However, MPEG 4 was developed by a consortium and all want their piece of flesh. But the audio and the video bits are licensed separately

The basic cost for anyone running a commercial internet TV service seems to be 2% of revenues or 2c per stream for sites with more than 10,000 unique viewers over the course of a year (yeah, go figure...).

This is a ridiculous burden on ad driven sites that may show a 3 min clip, an ad and then a three minute clip. That's 6c; at $40CPM the broadcaster is receiving 4c before all other costs; although there does seem to be huge ambiguity around the actual rules.

There's some useful information here on the Microsoft website.

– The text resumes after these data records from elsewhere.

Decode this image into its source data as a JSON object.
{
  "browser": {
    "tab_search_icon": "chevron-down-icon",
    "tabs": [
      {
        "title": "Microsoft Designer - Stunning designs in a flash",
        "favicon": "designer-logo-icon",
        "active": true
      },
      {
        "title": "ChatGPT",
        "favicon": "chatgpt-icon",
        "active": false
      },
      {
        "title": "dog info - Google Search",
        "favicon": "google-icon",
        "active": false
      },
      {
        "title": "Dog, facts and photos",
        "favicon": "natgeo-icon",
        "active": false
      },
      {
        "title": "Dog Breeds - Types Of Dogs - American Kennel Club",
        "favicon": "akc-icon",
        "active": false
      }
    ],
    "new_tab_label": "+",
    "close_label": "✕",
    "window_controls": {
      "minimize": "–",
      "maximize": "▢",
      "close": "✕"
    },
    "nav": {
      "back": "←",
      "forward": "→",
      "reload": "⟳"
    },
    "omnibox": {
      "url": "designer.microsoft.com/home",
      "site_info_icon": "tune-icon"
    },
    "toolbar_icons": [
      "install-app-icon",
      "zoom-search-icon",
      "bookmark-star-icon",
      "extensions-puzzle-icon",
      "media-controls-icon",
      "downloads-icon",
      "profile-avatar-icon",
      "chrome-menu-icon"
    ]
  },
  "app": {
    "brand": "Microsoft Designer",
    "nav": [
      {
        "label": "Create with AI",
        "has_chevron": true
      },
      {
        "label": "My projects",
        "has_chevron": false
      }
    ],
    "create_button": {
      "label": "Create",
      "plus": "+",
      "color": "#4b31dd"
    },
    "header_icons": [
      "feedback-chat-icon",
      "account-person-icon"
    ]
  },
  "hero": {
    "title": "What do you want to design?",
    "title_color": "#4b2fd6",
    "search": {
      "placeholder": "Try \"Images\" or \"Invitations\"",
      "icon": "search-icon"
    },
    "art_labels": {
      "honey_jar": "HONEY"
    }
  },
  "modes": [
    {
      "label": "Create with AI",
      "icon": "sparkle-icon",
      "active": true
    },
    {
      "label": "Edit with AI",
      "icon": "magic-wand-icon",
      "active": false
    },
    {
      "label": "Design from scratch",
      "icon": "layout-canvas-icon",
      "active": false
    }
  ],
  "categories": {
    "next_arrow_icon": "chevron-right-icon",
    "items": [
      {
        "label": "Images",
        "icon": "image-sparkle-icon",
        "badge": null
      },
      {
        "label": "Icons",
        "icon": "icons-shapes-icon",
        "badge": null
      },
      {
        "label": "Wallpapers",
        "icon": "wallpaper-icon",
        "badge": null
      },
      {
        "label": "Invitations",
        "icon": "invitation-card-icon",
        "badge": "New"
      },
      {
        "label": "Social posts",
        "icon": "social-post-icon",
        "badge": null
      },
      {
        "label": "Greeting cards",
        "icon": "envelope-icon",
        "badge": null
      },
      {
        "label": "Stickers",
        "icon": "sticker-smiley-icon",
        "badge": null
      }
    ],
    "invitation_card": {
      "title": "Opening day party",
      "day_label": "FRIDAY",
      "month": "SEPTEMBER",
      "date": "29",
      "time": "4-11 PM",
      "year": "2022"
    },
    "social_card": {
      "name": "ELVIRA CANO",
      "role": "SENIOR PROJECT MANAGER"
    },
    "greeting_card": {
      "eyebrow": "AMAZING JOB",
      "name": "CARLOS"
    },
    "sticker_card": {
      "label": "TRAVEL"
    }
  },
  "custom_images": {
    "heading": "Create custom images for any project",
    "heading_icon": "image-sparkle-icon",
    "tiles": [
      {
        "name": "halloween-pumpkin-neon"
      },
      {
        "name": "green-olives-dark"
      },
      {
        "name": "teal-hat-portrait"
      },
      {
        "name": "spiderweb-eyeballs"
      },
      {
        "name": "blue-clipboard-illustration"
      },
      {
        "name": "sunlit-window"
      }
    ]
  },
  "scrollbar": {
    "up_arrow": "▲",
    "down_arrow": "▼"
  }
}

The reality is that both MPEG LA and Microsoft have tried to bring in encoding and decoding prices in the past and have failed. This kind of technology simply does not lend itself to charging either the publisher or the viewer; the charging has to be included in the cost of the technology, if at all. Let's face it, if Tim Berners-Lee had wanted a licence fee we probably wouldn't have the internet as we know it today. Big Technology should learn when to be greedy and when to be sensible, or let MPEG4 end up in the same dump as Betamax and HD-DVD.